Extracted information below:

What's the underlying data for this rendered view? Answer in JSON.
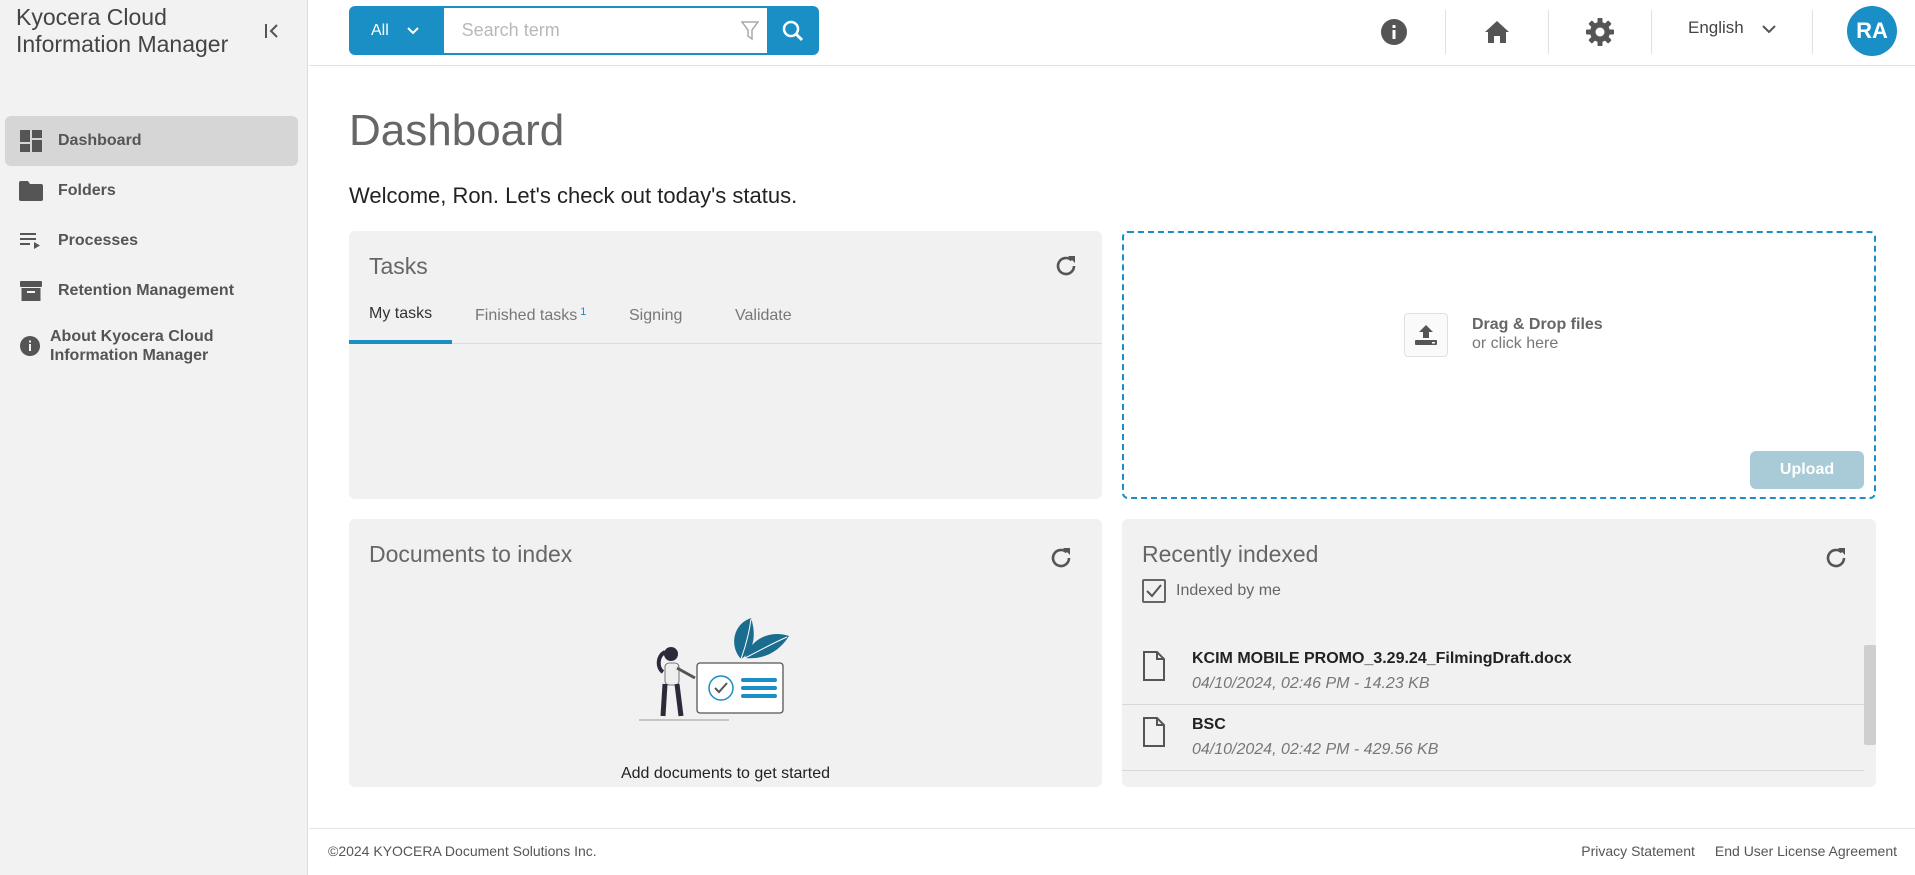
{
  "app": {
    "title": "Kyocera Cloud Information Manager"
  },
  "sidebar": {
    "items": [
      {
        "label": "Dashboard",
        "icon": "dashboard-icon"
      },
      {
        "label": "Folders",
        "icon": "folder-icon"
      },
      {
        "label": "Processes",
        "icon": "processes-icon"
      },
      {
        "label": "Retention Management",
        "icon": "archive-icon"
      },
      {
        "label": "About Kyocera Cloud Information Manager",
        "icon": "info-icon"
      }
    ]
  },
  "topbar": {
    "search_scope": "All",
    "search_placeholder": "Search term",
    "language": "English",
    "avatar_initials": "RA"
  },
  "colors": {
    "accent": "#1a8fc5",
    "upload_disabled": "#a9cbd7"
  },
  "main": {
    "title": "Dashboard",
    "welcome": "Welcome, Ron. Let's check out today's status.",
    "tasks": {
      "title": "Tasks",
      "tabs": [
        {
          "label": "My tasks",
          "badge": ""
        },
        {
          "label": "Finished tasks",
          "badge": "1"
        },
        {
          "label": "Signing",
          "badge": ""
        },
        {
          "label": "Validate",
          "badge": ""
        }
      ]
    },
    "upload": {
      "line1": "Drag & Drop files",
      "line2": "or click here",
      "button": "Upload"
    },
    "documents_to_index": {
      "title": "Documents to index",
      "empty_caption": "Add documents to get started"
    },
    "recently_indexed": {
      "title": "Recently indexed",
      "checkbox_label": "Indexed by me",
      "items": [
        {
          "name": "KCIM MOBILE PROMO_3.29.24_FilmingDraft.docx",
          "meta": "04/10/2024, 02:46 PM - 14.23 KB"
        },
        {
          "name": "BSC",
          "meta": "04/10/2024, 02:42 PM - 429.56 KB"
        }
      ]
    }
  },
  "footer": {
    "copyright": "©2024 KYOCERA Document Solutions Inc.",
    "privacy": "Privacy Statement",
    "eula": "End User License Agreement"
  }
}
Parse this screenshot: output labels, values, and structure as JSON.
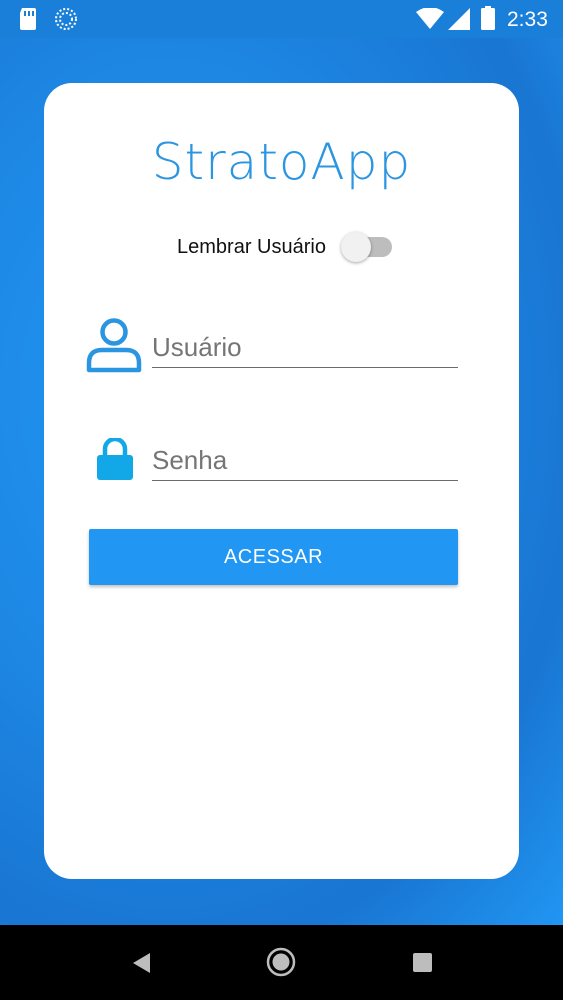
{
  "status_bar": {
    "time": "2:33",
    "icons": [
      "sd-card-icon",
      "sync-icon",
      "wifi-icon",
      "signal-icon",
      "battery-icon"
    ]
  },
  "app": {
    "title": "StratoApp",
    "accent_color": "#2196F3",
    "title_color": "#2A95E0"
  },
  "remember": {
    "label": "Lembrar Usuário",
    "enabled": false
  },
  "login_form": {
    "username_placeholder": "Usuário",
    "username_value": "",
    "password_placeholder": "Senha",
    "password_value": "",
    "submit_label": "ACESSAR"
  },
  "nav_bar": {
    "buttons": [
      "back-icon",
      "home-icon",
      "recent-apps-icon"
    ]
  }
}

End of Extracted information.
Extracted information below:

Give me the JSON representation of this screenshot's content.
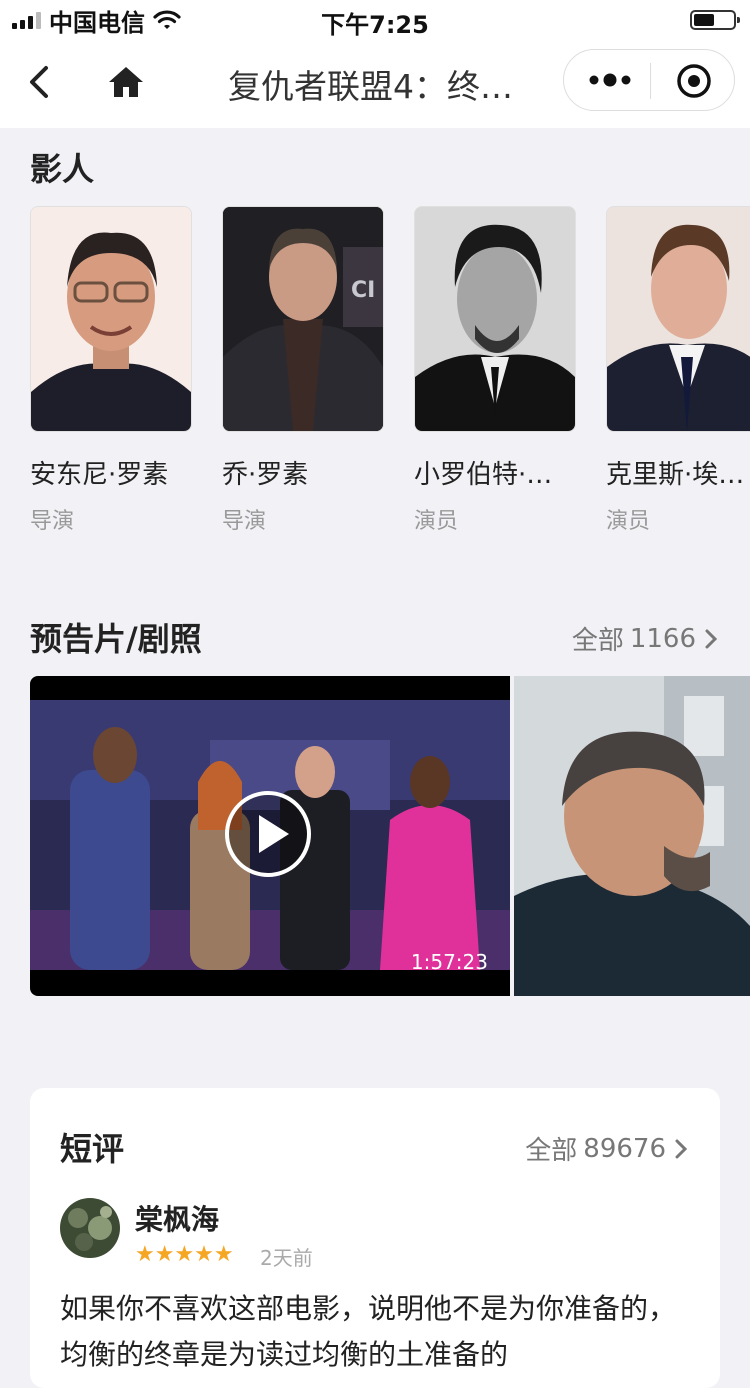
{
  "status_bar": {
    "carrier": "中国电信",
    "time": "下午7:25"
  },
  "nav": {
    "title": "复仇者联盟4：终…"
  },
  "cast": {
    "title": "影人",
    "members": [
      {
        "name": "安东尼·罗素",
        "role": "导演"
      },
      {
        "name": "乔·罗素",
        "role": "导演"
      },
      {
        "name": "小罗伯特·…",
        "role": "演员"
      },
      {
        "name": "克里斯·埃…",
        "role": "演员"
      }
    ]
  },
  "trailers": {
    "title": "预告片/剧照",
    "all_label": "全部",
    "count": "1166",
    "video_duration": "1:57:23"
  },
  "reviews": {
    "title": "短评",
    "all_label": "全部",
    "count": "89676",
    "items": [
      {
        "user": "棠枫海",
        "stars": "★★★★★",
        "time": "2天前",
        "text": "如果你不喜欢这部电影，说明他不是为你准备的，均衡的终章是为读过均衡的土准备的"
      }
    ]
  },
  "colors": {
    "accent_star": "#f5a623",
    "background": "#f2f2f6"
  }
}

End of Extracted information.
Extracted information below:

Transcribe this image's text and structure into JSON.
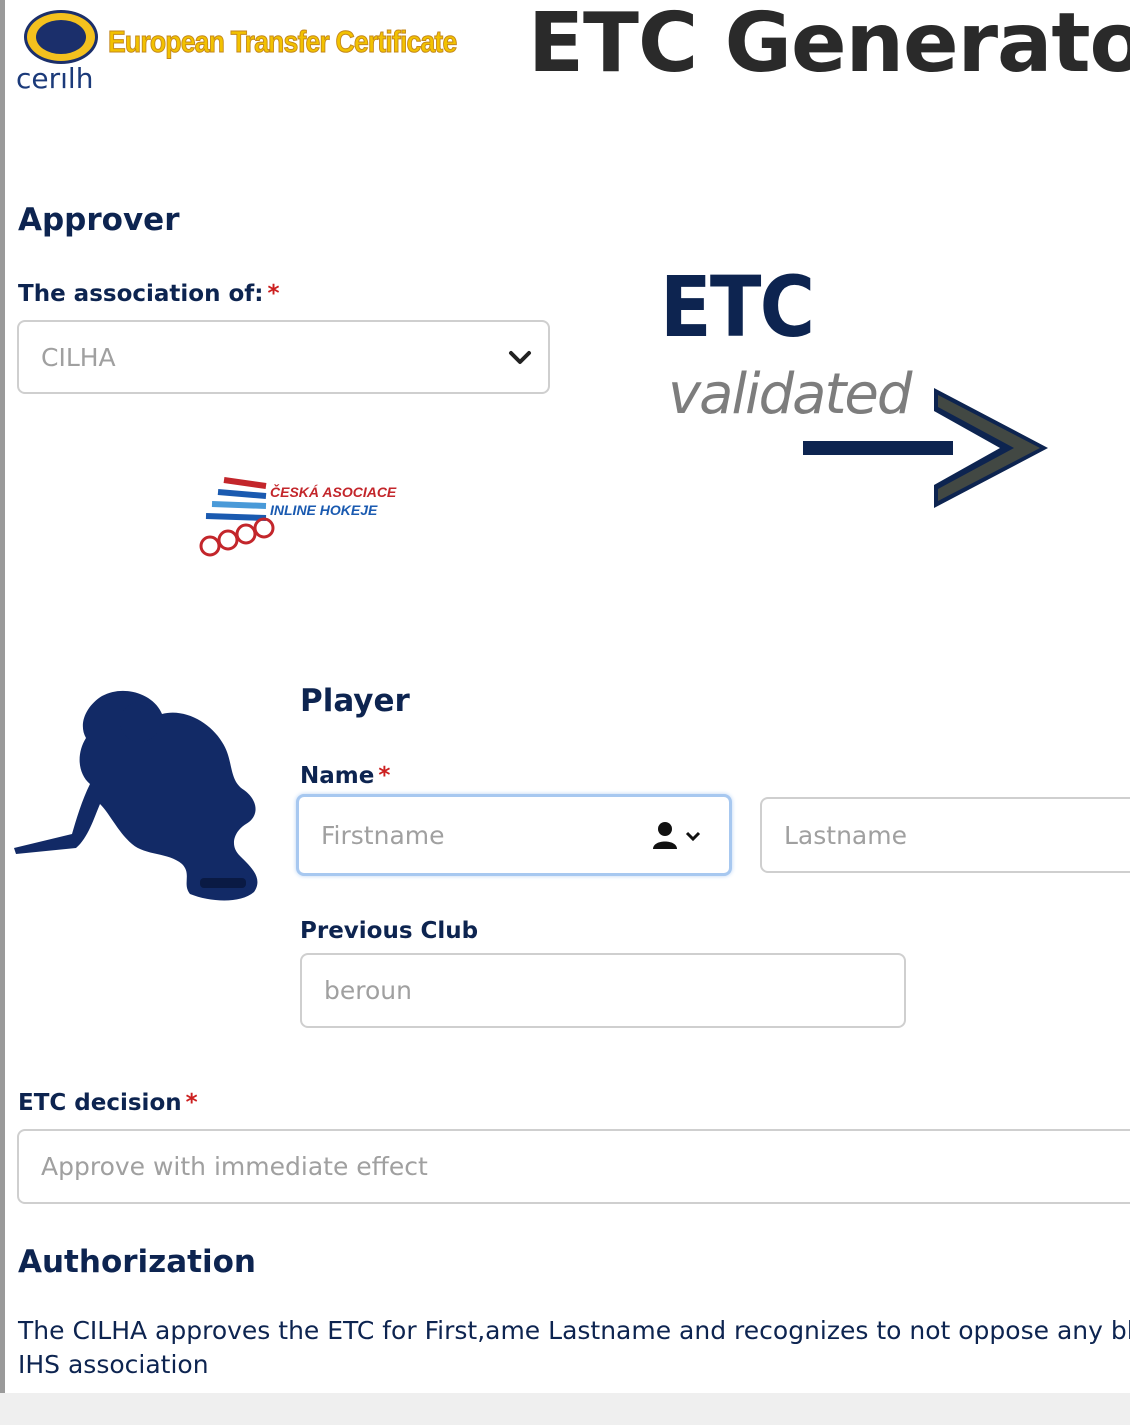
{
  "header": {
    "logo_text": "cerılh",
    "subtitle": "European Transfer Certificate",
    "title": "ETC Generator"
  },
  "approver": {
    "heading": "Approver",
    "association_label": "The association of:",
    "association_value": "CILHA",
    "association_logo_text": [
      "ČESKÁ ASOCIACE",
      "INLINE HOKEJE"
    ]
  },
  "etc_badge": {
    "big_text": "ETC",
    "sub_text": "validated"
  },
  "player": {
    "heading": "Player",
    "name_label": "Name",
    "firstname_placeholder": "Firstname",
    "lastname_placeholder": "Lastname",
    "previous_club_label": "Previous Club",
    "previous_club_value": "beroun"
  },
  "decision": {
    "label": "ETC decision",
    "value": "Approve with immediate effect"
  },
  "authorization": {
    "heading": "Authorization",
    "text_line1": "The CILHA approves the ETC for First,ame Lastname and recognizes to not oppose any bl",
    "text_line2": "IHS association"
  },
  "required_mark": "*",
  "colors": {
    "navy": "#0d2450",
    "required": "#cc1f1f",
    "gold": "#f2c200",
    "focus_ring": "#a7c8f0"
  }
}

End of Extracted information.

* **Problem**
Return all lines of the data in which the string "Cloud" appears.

* **Answer to the exercise**
    "title": "Kyocera Cloud Information Manager"
        "label": "About Kyocera Cloud Information Manager",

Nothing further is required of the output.